Cassie recognizes that a serial killer is killing women that look similar to her mother. Soon, Cassie is being targeted by that killer. It turns out that Cassie mentor, is her mother's younger sister as well as the killer. Soon, Cassie and the others are soon given active cases that tends to put them in dangerous situations. As the books progress, Cassie learns more about her mother's murder. 

These books had me hooked within the first chapter. These books are intense and they get into the minds of serial killers. I had a hard time putting them down. Heck, I read the first 3 books within a week! If you like the t.v. show Criminal Minds, this is book series for you. 

The Crossroads by Chris Grabenstein 329 pages

Zac and his family move to his father's hometown. On their property is a tree that has a mean-hearted spirit. Fifty years ago, Clint ran a bus off the road killing everyone but one person. Since then, their spirits have haunted the town of North Chester. It is up to Zac and his new step-mother, Judy, to rid the town of Clint's spirit. 

When I first heard of Chris Grabenstein, I only thought that he wrote funny books, but I was wrong. When I met him back in March, I learned that he also wrote ghost stories. I was excited to see another side of Chris Grabenstein. The Crossroads was a hard book to put down. 
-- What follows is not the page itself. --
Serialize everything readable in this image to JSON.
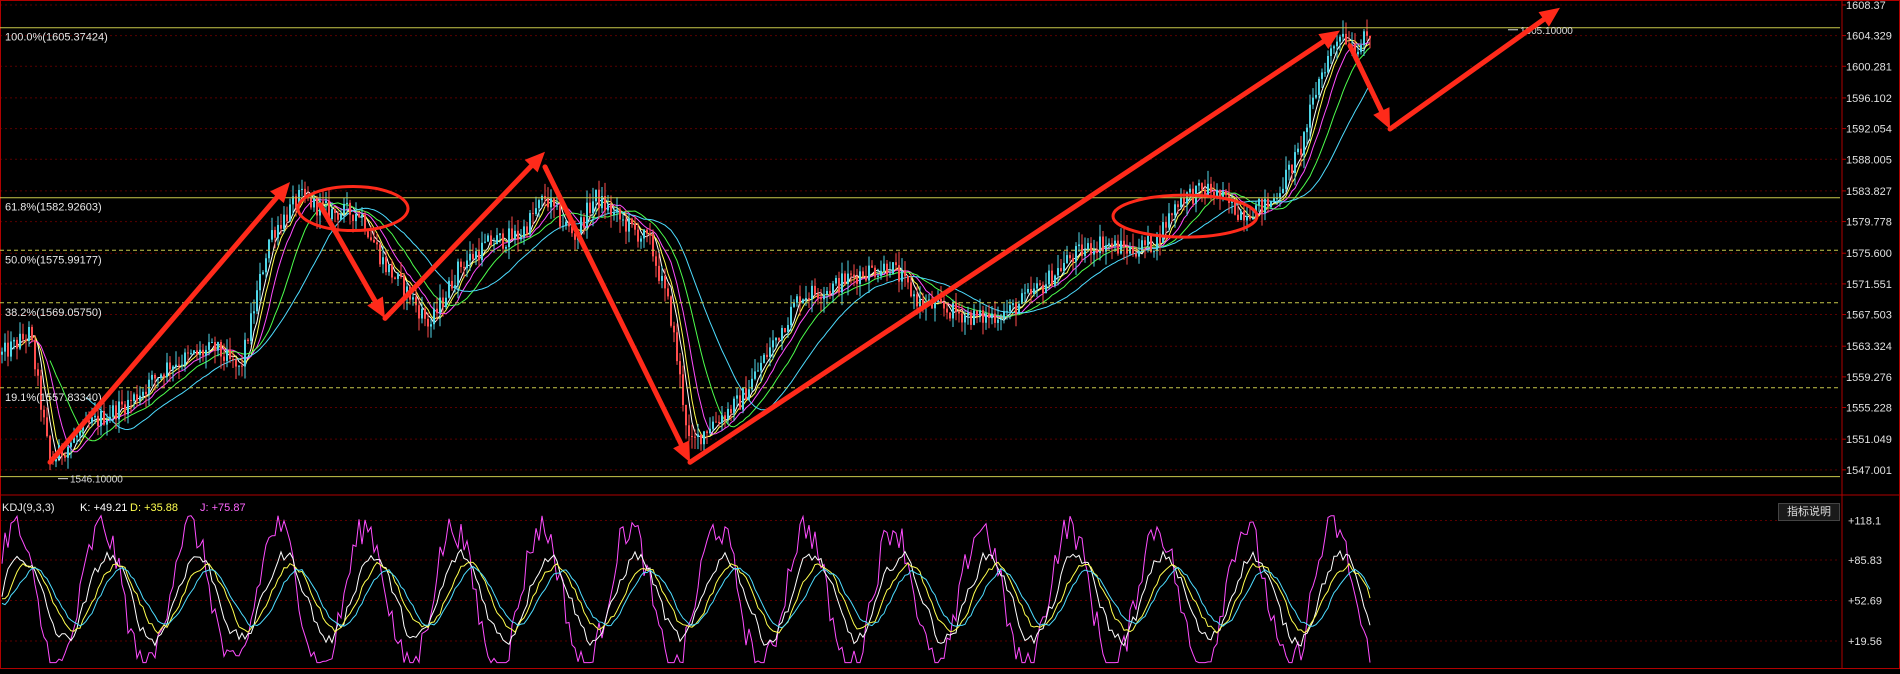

The Fixer by Jennifer Lynn Barnes 400 pages

Tess Kendrick has lived with her grandfather ever since her parents died, but when he gets dementia, Tess is sent to live with her older sister, Ivy. Tess has no idea that her sister is the famed "fixer" of Washington, D.C., however, when she school at Hardwicke, she soon learns what it means to be a fixer. After Tess helps a girl with her problem, everyone starts coming to Tess for help. 

When a Supreme Court Justice dies in surgery, Tess's friend Vivvie comes to Tess and to confess that she believes that her father killed him. Tess brings Ivy into the investigation and secrets start coming to light. When Tess is kidnapped by a secret service agent, she learns her biggest truth yet - Ivy is really her mom. Ivy exchanges herself for Tess and Tess must make a deal with the devil to get her back. 

If you like the t.v. show Scandal, you will like this book. 

The Girl Who Was Supposed to Die by April Henry 224 pages

The first thing that Cady hears when she wakes up is "take her out back and finish her off." She has no idea who she is, where she is, and why someone is wanting to kill her. Cady is able to overcome one of her kidnappers and makes a run for it. When Cady learns that she is from Portland, Oregon, she decides to head there with her savior turned companion, Ty. 

When Cady meets a woman posing as her aunt, she learns the real reason why she was kidnapped. Cady's parents work for a bio-tech company that works with viruses. They learn that the company is creating a virus that could harm many people unless they can pay for the antidote. When Cady's parents decide to expose them, the company tries to keep them quiet. Will Cady be able to save her parents and will her memory come back? 

This was read by Cristina Panfilio. 

Wednesday, May 3, 2017

Nobody by Jennifer Lynn Barnes 400 pages

Claire is a girl that nobody ever notices. She has spent her whole life invisible, even her parents have forgotten her at times. Nix is a Nobody, a boy who was raised as an assassin because he blends into everywhere. When Nix is assigned to kill Claire, he thought she would be is twelfth kill. What Nix did not expect was that Claire could see him, even when he was in the fade. Nix cannot follow through with hit. When he realizes that the Society sent more people after Claire, Nix decides to take Claire to a cabin in the woods. Nix realizes that some of his kills were of Normals, instead of Nulls (psychopaths). Nix starts to learn more about the Society that changes how he views things. Can Nix help save Claire from the Society or will he be their next victim?